A single figure is required: the number of lines below that contain "false".

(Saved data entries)
------------------------------------------------------------

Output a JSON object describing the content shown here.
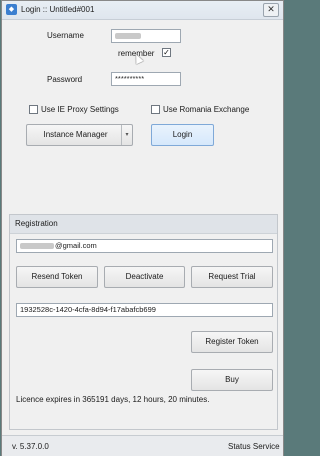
{
  "window": {
    "title": "Login :: Untitled#001",
    "close_glyph": "✕",
    "app_icon": "app-icon"
  },
  "login": {
    "username_label": "Username",
    "username_value_suffix": "",
    "remember_label": "remember",
    "remember_checked": true,
    "password_label": "Password",
    "password_value": "**********",
    "ie_proxy_label": "Use IE Proxy Settings",
    "ie_proxy_checked": false,
    "romania_label": "Use Romania Exchange",
    "romania_checked": false,
    "instance_manager_label": "Instance Manager",
    "dropdown_glyph": "▾",
    "login_button": "Login"
  },
  "registration": {
    "title": "Registration",
    "email_suffix": "@gmail.com",
    "resend_token": "Resend Token",
    "deactivate": "Deactivate",
    "request_trial": "Request Trial",
    "token_value": "1932528c-1420-4cfa-8d94-f17abafcb699",
    "register_token": "Register Token",
    "buy": "Buy",
    "licence_text": "Licence expires in 365191 days, 12 hours, 20 minutes."
  },
  "status": {
    "version": "v. 5.37.0.0",
    "service": "Status Service"
  },
  "colors": {
    "primary_button": "#d6e8fb",
    "accent": "#3b7fd0"
  }
}
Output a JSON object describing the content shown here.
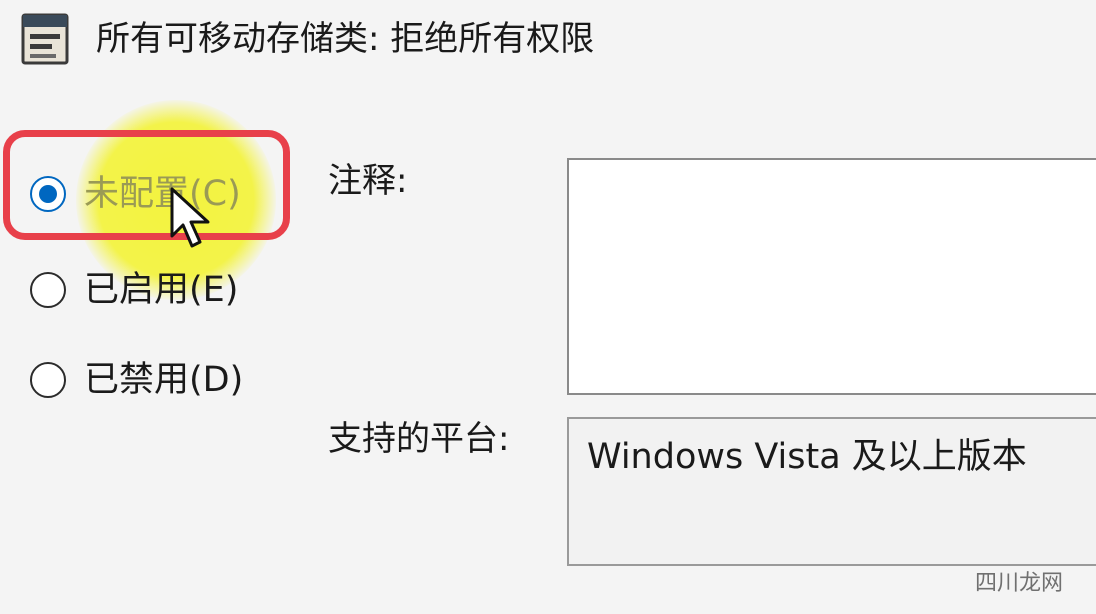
{
  "window": {
    "title": "所有可移动存储类: 拒绝所有权限",
    "icon": "policy-setting-icon"
  },
  "state_options": [
    {
      "label": "未配置(C)",
      "checked": true
    },
    {
      "label": "已启用(E)",
      "checked": false
    },
    {
      "label": "已禁用(D)",
      "checked": false
    }
  ],
  "comment": {
    "label": "注释:",
    "value": ""
  },
  "platform": {
    "label": "支持的平台:",
    "value": "Windows Vista 及以上版本"
  },
  "watermark": "四川龙网",
  "colors": {
    "accent": "#0067c0",
    "highlight": "#f3f337",
    "annotation_frame": "#e8404a"
  }
}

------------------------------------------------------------

ANSWER FOR THIS EXERCISE »
4